The influence of prior knowledge on viewing and interpreting graphics with macroscopic and molecular representations
Sci Ed 92:848–867, 2008
Michelle Cook, Eric N. Wiebe, Glenda Carter

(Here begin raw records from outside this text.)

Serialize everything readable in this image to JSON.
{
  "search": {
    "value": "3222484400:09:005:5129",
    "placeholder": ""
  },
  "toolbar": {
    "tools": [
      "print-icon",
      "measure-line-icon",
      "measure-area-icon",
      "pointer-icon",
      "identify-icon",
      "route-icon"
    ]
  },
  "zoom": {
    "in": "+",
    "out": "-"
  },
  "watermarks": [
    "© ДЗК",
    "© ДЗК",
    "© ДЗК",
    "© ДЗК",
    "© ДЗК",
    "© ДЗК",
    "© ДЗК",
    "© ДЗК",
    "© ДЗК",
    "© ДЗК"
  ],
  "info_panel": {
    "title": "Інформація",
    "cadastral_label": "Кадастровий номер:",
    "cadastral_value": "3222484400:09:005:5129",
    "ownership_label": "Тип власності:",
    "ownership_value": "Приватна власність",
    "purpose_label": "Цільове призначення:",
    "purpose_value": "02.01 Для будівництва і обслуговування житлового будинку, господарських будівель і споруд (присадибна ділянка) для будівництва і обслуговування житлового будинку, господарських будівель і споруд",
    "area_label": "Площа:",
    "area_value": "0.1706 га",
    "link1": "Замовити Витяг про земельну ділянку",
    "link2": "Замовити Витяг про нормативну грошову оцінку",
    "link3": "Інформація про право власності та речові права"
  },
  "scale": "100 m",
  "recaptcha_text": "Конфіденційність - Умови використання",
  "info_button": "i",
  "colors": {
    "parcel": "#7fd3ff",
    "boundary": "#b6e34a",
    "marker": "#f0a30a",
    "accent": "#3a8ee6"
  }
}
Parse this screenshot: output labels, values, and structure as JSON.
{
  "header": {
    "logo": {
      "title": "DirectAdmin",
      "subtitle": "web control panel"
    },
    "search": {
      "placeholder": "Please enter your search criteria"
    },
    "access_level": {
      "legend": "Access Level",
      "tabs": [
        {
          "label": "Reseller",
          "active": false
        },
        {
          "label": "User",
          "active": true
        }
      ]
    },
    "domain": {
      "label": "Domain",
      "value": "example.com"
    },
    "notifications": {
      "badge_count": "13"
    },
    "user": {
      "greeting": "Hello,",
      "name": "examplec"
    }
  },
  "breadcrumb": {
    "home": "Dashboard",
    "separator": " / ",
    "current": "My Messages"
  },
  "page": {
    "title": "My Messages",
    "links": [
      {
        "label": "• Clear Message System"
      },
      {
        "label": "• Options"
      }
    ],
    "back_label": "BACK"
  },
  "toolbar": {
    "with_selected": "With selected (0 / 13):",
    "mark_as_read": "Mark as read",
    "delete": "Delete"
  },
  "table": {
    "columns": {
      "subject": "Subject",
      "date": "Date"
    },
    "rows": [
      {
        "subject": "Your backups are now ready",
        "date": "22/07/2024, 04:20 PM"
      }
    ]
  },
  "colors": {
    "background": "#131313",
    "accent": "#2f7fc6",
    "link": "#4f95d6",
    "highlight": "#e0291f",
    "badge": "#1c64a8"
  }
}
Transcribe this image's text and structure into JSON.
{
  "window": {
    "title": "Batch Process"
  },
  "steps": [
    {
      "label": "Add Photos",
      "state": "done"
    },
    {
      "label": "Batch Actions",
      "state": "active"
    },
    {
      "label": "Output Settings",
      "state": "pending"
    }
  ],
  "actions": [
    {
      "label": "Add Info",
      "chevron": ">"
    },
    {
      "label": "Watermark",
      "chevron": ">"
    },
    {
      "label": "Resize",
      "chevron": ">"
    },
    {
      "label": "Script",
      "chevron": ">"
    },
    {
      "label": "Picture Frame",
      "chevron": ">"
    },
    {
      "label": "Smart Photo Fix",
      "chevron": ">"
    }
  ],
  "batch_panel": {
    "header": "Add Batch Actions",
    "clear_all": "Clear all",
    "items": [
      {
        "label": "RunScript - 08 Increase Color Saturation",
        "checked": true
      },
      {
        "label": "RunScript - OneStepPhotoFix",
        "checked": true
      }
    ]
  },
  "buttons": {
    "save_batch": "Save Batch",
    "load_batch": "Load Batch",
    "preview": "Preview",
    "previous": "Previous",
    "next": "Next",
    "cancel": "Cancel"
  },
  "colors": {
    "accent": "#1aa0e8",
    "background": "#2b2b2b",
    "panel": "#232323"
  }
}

Previous research has indicated that the use of multiple representations with macroscopic and molecular features can improve conceptual understanding; however, the influence of prior knowledge of the domain cannot be overlooked. Using eyetracking technology and sequential analysis, this study investigated how high school students n 54 with different levels of prior knowledge transitioned among the macroscopic and molecular representations of the selected cell transport graphics. The results indicated that high prior knowledge students transitioned more frequently between the molecular representations, whereas low prior knowledge students transitioned more frequently between the macroscopic representations. These findings suggest that students with high prior knowledge distributed their visual attention on conceptually relevant features, whereas low prior knowledge students focused on surface features. In addition, low prior knowledge students transitioned more frequently between macroscopic and molecular representations, suggesting that these students were experiencing more difficulty as they were coordinating the representations. Because these students were using surface features to create linkages between the representations, they were unable to understand the underlying themes. More research on the differences in the distribution of visual attention among learners can provide further insight as to the difficulties low prior knowledge students face when interpreting multiple representations.